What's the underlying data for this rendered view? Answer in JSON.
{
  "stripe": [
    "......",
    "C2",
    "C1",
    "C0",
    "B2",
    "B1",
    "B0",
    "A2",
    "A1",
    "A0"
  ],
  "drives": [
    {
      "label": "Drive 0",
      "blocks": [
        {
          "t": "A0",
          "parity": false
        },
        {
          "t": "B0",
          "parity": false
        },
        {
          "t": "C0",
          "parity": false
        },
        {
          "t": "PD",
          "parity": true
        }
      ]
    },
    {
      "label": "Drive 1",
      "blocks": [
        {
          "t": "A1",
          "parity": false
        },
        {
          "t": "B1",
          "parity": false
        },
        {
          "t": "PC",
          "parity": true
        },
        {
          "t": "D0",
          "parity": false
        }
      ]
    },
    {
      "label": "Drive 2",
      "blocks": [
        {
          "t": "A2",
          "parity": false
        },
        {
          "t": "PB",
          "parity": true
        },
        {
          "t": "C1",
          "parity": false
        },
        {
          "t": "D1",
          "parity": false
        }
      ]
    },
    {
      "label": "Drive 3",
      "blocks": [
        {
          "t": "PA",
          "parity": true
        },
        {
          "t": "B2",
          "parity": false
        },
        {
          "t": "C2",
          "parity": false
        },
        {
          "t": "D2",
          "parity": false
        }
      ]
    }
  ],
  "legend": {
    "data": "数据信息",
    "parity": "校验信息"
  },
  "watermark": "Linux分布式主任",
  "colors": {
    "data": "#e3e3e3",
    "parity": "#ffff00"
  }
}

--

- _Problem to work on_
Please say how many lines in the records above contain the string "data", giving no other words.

- _Problem solution_
3